▶ Your objective:
In the data below, find every line with the word "caption" and copy it.
******************************
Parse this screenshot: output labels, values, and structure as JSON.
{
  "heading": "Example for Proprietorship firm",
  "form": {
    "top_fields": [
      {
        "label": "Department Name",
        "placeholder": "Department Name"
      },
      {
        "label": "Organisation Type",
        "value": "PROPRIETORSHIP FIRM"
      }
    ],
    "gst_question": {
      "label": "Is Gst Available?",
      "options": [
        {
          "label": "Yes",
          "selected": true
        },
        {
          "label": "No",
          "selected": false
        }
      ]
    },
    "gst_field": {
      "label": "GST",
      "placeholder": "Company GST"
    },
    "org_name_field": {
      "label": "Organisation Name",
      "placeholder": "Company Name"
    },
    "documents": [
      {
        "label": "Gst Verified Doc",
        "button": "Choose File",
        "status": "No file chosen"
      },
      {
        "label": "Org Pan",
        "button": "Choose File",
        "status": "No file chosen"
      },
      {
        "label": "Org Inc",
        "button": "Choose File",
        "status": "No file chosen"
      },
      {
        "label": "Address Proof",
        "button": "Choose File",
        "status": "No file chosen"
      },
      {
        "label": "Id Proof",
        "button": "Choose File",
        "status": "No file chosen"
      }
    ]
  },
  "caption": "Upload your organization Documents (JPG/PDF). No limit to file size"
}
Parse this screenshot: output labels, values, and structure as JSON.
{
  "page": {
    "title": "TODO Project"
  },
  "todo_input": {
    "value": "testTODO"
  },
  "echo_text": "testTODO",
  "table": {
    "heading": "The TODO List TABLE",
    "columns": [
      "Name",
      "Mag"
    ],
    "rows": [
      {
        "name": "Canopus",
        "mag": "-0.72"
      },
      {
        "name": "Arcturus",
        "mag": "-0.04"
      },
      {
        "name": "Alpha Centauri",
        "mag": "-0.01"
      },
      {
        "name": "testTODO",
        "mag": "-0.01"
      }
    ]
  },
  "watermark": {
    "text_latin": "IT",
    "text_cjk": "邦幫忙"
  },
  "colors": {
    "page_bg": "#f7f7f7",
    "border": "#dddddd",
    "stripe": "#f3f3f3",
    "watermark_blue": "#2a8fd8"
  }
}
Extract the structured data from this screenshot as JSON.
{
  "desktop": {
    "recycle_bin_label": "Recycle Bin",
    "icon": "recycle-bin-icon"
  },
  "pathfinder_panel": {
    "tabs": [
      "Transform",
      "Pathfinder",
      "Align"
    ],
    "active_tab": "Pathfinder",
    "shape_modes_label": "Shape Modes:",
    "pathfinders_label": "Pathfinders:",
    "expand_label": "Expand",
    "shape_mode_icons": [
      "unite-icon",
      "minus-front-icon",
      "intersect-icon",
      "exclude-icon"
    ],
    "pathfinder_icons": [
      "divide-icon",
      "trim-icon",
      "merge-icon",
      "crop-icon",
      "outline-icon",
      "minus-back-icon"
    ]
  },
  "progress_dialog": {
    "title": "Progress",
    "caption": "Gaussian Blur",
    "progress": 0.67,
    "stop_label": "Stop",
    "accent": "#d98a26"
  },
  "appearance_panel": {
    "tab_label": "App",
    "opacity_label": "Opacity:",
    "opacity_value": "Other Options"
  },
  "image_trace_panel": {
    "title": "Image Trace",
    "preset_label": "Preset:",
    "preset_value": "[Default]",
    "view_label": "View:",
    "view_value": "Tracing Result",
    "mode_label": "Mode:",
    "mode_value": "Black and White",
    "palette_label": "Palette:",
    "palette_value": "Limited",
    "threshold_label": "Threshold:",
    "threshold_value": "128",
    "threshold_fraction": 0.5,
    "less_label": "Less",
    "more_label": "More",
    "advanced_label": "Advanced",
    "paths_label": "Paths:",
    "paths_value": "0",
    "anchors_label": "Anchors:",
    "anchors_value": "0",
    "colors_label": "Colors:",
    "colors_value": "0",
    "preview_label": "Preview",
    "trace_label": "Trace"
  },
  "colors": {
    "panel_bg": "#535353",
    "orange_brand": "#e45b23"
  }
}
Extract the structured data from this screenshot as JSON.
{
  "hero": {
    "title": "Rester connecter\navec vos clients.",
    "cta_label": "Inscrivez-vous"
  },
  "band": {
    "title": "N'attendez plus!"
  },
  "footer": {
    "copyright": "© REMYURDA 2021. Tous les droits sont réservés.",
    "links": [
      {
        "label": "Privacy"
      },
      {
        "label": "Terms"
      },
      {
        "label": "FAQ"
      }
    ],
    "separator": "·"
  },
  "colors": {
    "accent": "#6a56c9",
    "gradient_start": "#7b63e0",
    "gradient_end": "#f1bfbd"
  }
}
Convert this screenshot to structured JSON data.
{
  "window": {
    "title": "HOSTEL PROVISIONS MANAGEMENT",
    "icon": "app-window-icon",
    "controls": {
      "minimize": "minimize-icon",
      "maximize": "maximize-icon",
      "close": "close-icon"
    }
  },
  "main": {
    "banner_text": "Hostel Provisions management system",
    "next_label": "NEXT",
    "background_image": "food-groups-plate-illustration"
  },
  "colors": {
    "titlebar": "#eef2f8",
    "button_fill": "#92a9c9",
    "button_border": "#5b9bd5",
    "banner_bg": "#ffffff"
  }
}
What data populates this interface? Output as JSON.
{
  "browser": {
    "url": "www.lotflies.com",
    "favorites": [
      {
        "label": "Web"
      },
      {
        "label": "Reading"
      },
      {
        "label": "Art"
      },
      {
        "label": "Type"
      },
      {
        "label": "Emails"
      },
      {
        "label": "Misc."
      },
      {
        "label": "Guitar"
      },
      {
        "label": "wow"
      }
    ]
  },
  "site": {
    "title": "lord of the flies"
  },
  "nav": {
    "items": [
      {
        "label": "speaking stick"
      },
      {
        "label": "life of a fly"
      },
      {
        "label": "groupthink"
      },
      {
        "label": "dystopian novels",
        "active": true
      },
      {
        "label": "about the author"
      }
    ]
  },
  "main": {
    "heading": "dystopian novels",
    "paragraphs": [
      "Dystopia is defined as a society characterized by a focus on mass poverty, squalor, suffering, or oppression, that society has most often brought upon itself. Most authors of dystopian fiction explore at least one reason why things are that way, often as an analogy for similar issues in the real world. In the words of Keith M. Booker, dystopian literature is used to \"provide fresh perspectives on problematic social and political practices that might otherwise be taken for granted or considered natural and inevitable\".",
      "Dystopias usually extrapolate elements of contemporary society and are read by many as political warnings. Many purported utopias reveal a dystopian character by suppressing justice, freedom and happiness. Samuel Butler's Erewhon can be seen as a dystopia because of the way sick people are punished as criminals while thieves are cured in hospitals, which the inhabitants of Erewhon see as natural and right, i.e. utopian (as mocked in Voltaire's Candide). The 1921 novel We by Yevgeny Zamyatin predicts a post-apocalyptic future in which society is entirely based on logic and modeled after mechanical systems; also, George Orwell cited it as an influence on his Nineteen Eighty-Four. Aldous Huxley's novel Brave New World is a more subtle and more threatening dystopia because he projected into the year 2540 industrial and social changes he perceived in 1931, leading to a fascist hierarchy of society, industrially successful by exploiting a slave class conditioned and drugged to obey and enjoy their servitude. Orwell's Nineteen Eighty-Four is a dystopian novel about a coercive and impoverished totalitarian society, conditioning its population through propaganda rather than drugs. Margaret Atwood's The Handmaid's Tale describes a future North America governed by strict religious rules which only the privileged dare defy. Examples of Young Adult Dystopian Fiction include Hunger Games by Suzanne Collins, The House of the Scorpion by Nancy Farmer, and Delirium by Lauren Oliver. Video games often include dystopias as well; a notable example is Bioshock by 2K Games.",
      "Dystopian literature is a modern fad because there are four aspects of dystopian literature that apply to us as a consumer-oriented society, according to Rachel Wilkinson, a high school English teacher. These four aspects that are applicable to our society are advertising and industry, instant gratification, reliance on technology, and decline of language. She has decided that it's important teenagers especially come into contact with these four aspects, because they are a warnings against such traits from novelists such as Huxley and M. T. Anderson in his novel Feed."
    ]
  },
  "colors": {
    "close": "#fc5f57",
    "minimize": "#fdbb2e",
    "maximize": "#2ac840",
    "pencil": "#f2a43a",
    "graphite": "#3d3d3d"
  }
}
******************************
▶ Solved problem:
  "caption": "Upload your organization Documents (JPG/PDF). No limit to file size"
    "caption": "Gaussian Blur",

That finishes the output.